[[ DATA TO USE, beginning ]]

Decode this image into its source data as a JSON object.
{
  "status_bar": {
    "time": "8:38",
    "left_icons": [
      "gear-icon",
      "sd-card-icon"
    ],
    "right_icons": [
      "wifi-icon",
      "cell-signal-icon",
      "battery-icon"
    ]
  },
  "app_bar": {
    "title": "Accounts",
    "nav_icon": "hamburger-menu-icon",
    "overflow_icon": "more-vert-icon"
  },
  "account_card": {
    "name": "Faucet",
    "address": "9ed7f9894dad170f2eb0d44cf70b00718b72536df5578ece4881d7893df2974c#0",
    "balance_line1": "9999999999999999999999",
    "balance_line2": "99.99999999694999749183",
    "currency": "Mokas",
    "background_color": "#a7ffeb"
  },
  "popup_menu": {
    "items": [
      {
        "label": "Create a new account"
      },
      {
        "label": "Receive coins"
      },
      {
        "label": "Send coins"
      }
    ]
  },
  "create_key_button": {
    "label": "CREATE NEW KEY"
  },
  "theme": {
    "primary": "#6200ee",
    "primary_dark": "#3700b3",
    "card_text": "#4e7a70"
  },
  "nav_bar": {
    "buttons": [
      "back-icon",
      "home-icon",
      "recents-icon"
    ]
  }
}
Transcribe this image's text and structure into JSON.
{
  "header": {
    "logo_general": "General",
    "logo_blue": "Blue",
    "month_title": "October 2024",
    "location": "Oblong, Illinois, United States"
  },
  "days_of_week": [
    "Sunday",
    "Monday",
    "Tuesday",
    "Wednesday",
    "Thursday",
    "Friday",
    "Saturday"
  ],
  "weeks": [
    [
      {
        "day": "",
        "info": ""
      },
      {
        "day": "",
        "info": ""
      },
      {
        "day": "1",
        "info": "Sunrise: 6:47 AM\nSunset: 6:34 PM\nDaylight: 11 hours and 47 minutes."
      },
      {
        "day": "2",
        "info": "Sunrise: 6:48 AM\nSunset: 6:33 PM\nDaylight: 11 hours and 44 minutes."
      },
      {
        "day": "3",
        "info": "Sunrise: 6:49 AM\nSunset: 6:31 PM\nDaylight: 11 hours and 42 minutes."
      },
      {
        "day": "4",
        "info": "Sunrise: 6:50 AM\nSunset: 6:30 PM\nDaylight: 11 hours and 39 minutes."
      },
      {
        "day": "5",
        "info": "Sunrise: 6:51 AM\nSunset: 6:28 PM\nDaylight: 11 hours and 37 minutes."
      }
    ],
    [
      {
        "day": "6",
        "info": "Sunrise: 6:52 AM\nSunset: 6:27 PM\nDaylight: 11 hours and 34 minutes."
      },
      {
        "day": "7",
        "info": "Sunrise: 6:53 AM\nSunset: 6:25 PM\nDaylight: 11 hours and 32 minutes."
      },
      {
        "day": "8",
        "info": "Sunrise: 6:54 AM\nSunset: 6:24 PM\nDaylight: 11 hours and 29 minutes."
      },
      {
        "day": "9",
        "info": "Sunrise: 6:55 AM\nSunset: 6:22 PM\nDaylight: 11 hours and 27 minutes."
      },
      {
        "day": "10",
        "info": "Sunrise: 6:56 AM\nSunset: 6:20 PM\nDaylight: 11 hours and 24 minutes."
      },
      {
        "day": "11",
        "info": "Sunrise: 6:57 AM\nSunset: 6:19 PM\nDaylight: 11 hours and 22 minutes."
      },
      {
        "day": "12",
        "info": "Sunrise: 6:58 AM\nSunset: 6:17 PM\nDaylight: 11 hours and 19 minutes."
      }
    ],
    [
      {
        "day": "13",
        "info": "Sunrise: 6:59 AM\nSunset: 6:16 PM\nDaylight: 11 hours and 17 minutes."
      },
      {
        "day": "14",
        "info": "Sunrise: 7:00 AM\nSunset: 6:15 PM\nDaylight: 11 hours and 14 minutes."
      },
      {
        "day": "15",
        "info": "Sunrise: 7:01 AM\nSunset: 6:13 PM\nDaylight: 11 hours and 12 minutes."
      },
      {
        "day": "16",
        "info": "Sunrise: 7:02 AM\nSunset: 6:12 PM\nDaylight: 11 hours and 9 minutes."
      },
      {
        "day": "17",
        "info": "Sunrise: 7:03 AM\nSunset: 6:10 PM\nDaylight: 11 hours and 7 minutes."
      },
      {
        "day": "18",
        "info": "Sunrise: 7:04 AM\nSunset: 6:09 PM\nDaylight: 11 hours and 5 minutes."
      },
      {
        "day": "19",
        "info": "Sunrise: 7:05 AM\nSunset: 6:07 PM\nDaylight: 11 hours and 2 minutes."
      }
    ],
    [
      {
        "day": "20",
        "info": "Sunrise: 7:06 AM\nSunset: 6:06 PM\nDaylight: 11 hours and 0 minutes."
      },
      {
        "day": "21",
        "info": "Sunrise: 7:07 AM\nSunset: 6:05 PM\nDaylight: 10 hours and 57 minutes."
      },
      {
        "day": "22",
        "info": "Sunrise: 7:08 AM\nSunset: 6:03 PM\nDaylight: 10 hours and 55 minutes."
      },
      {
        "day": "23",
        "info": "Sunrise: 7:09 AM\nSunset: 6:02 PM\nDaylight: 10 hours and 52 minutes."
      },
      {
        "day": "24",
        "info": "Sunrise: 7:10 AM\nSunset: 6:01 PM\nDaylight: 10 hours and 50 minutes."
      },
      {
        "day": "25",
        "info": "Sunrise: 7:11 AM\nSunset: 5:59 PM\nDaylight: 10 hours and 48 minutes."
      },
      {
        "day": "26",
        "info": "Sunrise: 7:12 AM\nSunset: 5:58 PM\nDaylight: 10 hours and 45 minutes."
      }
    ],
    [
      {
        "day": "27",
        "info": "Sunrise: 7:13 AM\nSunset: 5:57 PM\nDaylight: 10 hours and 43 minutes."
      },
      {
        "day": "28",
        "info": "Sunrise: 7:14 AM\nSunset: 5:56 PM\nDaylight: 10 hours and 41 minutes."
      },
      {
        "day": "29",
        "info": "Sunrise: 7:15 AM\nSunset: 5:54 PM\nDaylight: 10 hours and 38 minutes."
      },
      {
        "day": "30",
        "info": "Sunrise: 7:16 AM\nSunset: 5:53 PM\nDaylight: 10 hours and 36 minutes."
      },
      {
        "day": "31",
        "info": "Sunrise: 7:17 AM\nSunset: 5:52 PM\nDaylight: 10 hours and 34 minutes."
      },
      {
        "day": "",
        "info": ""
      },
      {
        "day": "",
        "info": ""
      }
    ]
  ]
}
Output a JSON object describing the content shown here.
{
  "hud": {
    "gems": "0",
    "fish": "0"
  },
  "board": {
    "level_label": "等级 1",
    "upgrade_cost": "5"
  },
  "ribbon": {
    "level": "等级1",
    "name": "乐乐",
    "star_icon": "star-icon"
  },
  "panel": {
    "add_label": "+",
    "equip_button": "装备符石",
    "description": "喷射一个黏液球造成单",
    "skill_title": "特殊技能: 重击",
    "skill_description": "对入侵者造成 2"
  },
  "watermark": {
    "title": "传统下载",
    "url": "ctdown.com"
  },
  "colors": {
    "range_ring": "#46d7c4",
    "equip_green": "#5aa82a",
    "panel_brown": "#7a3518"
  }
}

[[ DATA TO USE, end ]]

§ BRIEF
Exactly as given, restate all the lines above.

§ RESULT OF THIS EXERCISE
Decode this image into its source data as a JSON object.
{
  "status_bar": {
    "time": "8:38",
    "left_icons": [
      "gear-icon",
      "sd-card-icon"
    ],
    "right_icons": [
      "wifi-icon",
      "cell-signal-icon",
      "battery-icon"
    ]
  },
  "app_bar": {
    "title": "Accounts",
    "nav_icon": "hamburger-menu-icon",
    "overflow_icon": "more-vert-icon"
  },
  "account_card": {
    "name": "Faucet",
    "address": "9ed7f9894dad170f2eb0d44cf70b00718b72536df5578ece4881d7893df2974c#0",
    "balance_line1": "9999999999999999999999",
    "balance_line2": "99.99999999694999749183",
    "currency": "Mokas",
    "background_color": "#a7ffeb"
  },
  "popup_menu": {
    "items": [
      {
        "label": "Create a new account"
      },
      {
        "label": "Receive coins"
      },
      {
        "label": "Send coins"
      }
    ]
  },
  "create_key_button": {
    "label": "CREATE NEW KEY"
  },
  "theme": {
    "primary": "#6200ee",
    "primary_dark": "#3700b3",
    "card_text": "#4e7a70"
  },
  "nav_bar": {
    "buttons": [
      "back-icon",
      "home-icon",
      "recents-icon"
    ]
  }
}
Transcribe this image's text and structure into JSON.
{
  "header": {
    "logo_general": "General",
    "logo_blue": "Blue",
    "month_title": "October 2024",
    "location": "Oblong, Illinois, United States"
  },
  "days_of_week": [
    "Sunday",
    "Monday",
    "Tuesday",
    "Wednesday",
    "Thursday",
    "Friday",
    "Saturday"
  ],
  "weeks": [
    [
      {
        "day": "",
        "info": ""
      },
      {
        "day": "",
        "info": ""
      },
      {
        "day": "1",
        "info": "Sunrise: 6:47 AM\nSunset: 6:34 PM\nDaylight: 11 hours and 47 minutes."
      },
      {
        "day": "2",
        "info": "Sunrise: 6:48 AM\nSunset: 6:33 PM\nDaylight: 11 hours and 44 minutes."
      },
      {
        "day": "3",
        "info": "Sunrise: 6:49 AM\nSunset: 6:31 PM\nDaylight: 11 hours and 42 minutes."
      },
      {
        "day": "4",
        "info": "Sunrise: 6:50 AM\nSunset: 6:30 PM\nDaylight: 11 hours and 39 minutes."
      },
      {
        "day": "5",
        "info": "Sunrise: 6:51 AM\nSunset: 6:28 PM\nDaylight: 11 hours and 37 minutes."
      }
    ],
    [
      {
        "day": "6",
        "info": "Sunrise: 6:52 AM\nSunset: 6:27 PM\nDaylight: 11 hours and 34 minutes."
      },
      {
        "day": "7",
        "info": "Sunrise: 6:53 AM\nSunset: 6:25 PM\nDaylight: 11 hours and 32 minutes."
      },
      {
        "day": "8",
        "info": "Sunrise: 6:54 AM\nSunset: 6:24 PM\nDaylight: 11 hours and 29 minutes."
      },
      {
        "day": "9",
        "info": "Sunrise: 6:55 AM\nSunset: 6:22 PM\nDaylight: 11 hours and 27 minutes."
      },
      {
        "day": "10",
        "info": "Sunrise: 6:56 AM\nSunset: 6:20 PM\nDaylight: 11 hours and 24 minutes."
      },
      {
        "day": "11",
        "info": "Sunrise: 6:57 AM\nSunset: 6:19 PM\nDaylight: 11 hours and 22 minutes."
      },
      {
        "day": "12",
        "info": "Sunrise: 6:58 AM\nSunset: 6:17 PM\nDaylight: 11 hours and 19 minutes."
      }
    ],
    [
      {
        "day": "13",
        "info": "Sunrise: 6:59 AM\nSunset: 6:16 PM\nDaylight: 11 hours and 17 minutes."
      },
      {
        "day": "14",
        "info": "Sunrise: 7:00 AM\nSunset: 6:15 PM\nDaylight: 11 hours and 14 minutes."
      },
      {
        "day": "15",
        "info": "Sunrise: 7:01 AM\nSunset: 6:13 PM\nDaylight: 11 hours and 12 minutes."
      },
      {
        "day": "16",
        "info": "Sunrise: 7:02 AM\nSunset: 6:12 PM\nDaylight: 11 hours and 9 minutes."
      },
      {
        "day": "17",
        "info": "Sunrise: 7:03 AM\nSunset: 6:10 PM\nDaylight: 11 hours and 7 minutes."
      },
      {
        "day": "18",
        "info": "Sunrise: 7:04 AM\nSunset: 6:09 PM\nDaylight: 11 hours and 5 minutes."
      },
      {
        "day": "19",
        "info": "Sunrise: 7:05 AM\nSunset: 6:07 PM\nDaylight: 11 hours and 2 minutes."
      }
    ],
    [
      {
        "day": "20",
        "info": "Sunrise: 7:06 AM\nSunset: 6:06 PM\nDaylight: 11 hours and 0 minutes."
      },
      {
        "day": "21",
        "info": "Sunrise: 7:07 AM\nSunset: 6:05 PM\nDaylight: 10 hours and 57 minutes."
      },
      {
        "day": "22",
        "info": "Sunrise: 7:08 AM\nSunset: 6:03 PM\nDaylight: 10 hours and 55 minutes."
      },
      {
        "day": "23",
        "info": "Sunrise: 7:09 AM\nSunset: 6:02 PM\nDaylight: 10 hours and 52 minutes."
      },
      {
        "day": "24",
        "info": "Sunrise: 7:10 AM\nSunset: 6:01 PM\nDaylight: 10 hours and 50 minutes."
      },
      {
        "day": "25",
        "info": "Sunrise: 7:11 AM\nSunset: 5:59 PM\nDaylight: 10 hours and 48 minutes."
      },
      {
        "day": "26",
        "info": "Sunrise: 7:12 AM\nSunset: 5:58 PM\nDaylight: 10 hours and 45 minutes."
      }
    ],
    [
      {
        "day": "27",
        "info": "Sunrise: 7:13 AM\nSunset: 5:57 PM\nDaylight: 10 hours and 43 minutes."
      },
      {
        "day": "28",
        "info": "Sunrise: 7:14 AM\nSunset: 5:56 PM\nDaylight: 10 hours and 41 minutes."
      },
      {
        "day": "29",
        "info": "Sunrise: 7:15 AM\nSunset: 5:54 PM\nDaylight: 10 hours and 38 minutes."
      },
      {
        "day": "30",
        "info": "Sunrise: 7:16 AM\nSunset: 5:53 PM\nDaylight: 10 hours and 36 minutes."
      },
      {
        "day": "31",
        "info": "Sunrise: 7:17 AM\nSunset: 5:52 PM\nDaylight: 10 hours and 34 minutes."
      },
      {
        "day": "",
        "info": ""
      },
      {
        "day": "",
        "info": ""
      }
    ]
  ]
}
Output a JSON object describing the content shown here.
{
  "hud": {
    "gems": "0",
    "fish": "0"
  },
  "board": {
    "level_label": "等级 1",
    "upgrade_cost": "5"
  },
  "ribbon": {
    "level": "等级1",
    "name": "乐乐",
    "star_icon": "star-icon"
  },
  "panel": {
    "add_label": "+",
    "equip_button": "装备符石",
    "description": "喷射一个黏液球造成单",
    "skill_title": "特殊技能: 重击",
    "skill_description": "对入侵者造成 2"
  },
  "watermark": {
    "title": "传统下载",
    "url": "ctdown.com"
  },
  "colors": {
    "range_ring": "#46d7c4",
    "equip_green": "#5aa82a",
    "panel_brown": "#7a3518"
  }
}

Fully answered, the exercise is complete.